This high number was somewhat initially surprising, however, from the surveys and other interviews, we found that, while companies were not consistently and predominately remote working, the infrastructure was in place to do so with additional configurations and a minimal amount of other equipment. Nearly everyone we talked to was able to continue working within 1-2 weeks after beginning social isolation.
We asked people, on a scale from 100 to zero, with 100 feeling the best to 0 feeling the worst, to rate how they were feeling about a few situations.
The pre-Covid-19 the baseline score was 73.25—most feeling strongly positive. However, through Week 4, the average is 63.5. Just about neutral—definitely feeling worse about the situation but also feeling like it’s not good, nor bad. On the surface, the pandemic is having measurable effects on work and themselves, but it’s just neutral thus far.
Just below the surface, however, there are shifts—sometimes dramatic ones—across weeks, between categories, and within companies. While the overall averages are not moving greatly, there is a lot of movement in the details.
30% of people change their answers 10 points or higher positively or negatively every week.
Those shifts are more toward the positive for Working at Home and Productivity while they are more negative about their Feelings about Work and Personally. However, for all those shifts towards the negative, nearly 40% of the respondents are positive and score above 70.
Not surprisingly, the survey is showing technology, engineering, and IT groups feeling above average as well as c-level and higher up managers. It’s been a busy time for these groups as they transition to remote work and to keep the work continuing as much as possible. Other groups like production and post-production are not feeling as positive. Those that sell and market within the industry also show significantly lower scores. Internal management and financial groups are the most volatile going up and down drastically week to week.

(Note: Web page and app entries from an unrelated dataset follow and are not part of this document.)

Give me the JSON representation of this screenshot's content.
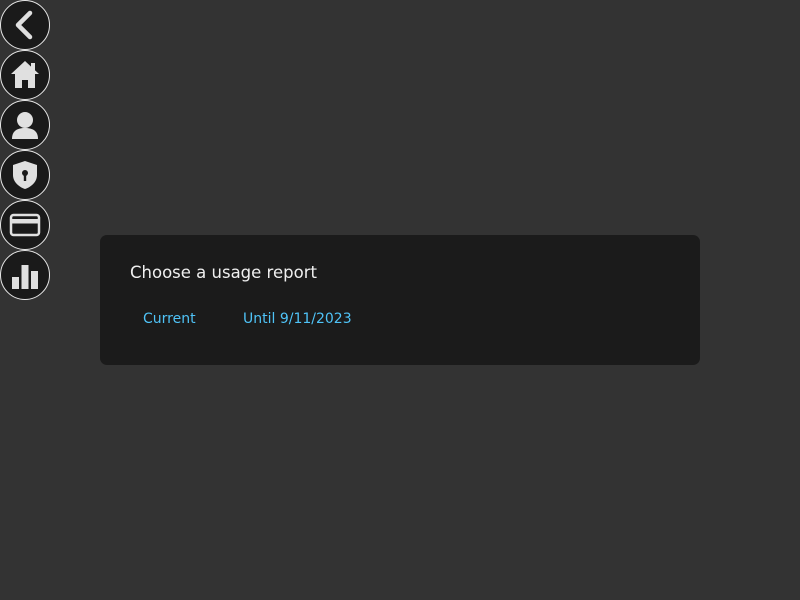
{
  "sidebar": {
    "items": [
      {
        "name": "back-button",
        "icon": "chevron-left-icon"
      },
      {
        "name": "home-button",
        "icon": "home-icon"
      },
      {
        "name": "profile-button",
        "icon": "user-icon"
      },
      {
        "name": "security-button",
        "icon": "shield-icon"
      },
      {
        "name": "billing-button",
        "icon": "credit-card-icon"
      },
      {
        "name": "usage-button",
        "icon": "bar-chart-icon"
      }
    ]
  },
  "dialog": {
    "title": "Choose a usage report",
    "options": [
      {
        "label": "Current"
      },
      {
        "label": "Until 9/11/2023"
      }
    ]
  },
  "colors": {
    "background": "#333333",
    "dialog_background": "#1b1b1b",
    "accent": "#4fc3f7",
    "icon": "#e0e0e0"
  }
}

When averaging all the answers, engineering departments and director/VP positions stand-out as the only areas with positive growth week to week. But for the others, in any given week, no less than 20 categories go up or down.
After only four weeks, there is not enough information to make definitive claims, nor is that the intention right now. However, it is fair to believe it shows we are still in the thick of it, things are churning, and personal and work realities change weekly. But it also illustrates, for now, everyone is mostly making things work and carrying on. It’s important to remember this only represents a moment in time during a significant social event. But it’s also essential to capture where we are as an industry and society. Where we go next remains to be seen.
The DPP, in partnership with Signiant, is conducting a unique piece of longitudinal research that will look at how feelings and behaviors around remote and distributed working develop through the course of the pandemic. This article is part of this project.
Read Mark Harrison and the DPP’s take on the surveys in his article, Lockdown: It’s Emotional.